▽

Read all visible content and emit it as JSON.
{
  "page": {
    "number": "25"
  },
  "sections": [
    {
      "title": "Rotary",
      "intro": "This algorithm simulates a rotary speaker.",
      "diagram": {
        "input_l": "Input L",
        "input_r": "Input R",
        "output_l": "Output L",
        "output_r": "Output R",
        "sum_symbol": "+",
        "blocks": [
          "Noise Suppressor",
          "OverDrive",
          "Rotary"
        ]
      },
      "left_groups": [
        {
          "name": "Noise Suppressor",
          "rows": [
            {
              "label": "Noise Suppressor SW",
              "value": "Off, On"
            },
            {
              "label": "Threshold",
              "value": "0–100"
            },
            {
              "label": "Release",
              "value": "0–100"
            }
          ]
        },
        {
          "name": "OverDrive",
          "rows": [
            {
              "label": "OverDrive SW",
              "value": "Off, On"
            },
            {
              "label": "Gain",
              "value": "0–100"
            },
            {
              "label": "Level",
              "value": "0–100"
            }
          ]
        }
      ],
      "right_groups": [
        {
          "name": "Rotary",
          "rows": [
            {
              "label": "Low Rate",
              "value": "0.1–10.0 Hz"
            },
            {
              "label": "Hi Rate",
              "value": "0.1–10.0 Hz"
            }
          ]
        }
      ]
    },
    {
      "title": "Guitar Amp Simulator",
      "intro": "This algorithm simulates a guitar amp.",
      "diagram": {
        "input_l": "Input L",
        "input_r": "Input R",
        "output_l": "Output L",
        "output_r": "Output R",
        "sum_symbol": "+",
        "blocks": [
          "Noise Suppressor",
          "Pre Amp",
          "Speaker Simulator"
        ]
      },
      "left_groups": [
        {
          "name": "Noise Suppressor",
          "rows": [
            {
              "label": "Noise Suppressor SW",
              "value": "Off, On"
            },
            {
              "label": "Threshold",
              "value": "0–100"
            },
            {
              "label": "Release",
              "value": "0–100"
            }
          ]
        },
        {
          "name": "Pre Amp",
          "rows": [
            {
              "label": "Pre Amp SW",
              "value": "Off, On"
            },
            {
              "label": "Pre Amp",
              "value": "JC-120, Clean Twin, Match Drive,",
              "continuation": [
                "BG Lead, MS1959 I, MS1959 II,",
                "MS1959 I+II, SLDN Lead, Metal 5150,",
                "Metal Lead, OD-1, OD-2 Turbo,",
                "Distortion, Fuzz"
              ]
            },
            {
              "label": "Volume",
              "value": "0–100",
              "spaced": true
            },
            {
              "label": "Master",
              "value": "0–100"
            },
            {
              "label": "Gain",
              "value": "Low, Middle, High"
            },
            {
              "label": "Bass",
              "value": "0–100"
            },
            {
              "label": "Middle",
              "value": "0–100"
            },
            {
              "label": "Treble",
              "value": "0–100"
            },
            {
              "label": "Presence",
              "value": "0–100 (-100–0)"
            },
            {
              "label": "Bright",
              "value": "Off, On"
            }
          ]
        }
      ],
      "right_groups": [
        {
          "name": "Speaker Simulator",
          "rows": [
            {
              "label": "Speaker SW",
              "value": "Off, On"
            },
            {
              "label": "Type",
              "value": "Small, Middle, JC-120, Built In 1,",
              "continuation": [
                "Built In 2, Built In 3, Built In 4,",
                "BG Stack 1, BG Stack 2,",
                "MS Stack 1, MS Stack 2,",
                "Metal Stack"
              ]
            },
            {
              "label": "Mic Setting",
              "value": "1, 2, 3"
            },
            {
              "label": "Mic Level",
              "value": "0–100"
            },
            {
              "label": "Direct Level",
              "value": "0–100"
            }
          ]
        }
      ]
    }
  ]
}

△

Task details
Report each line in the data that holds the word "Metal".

Exercise response
                "MS1959 I+II, SLDN Lead, Metal 5150,",
                "Metal Lead, OD-1, OD-2 Turbo,",
                "Metal Stack"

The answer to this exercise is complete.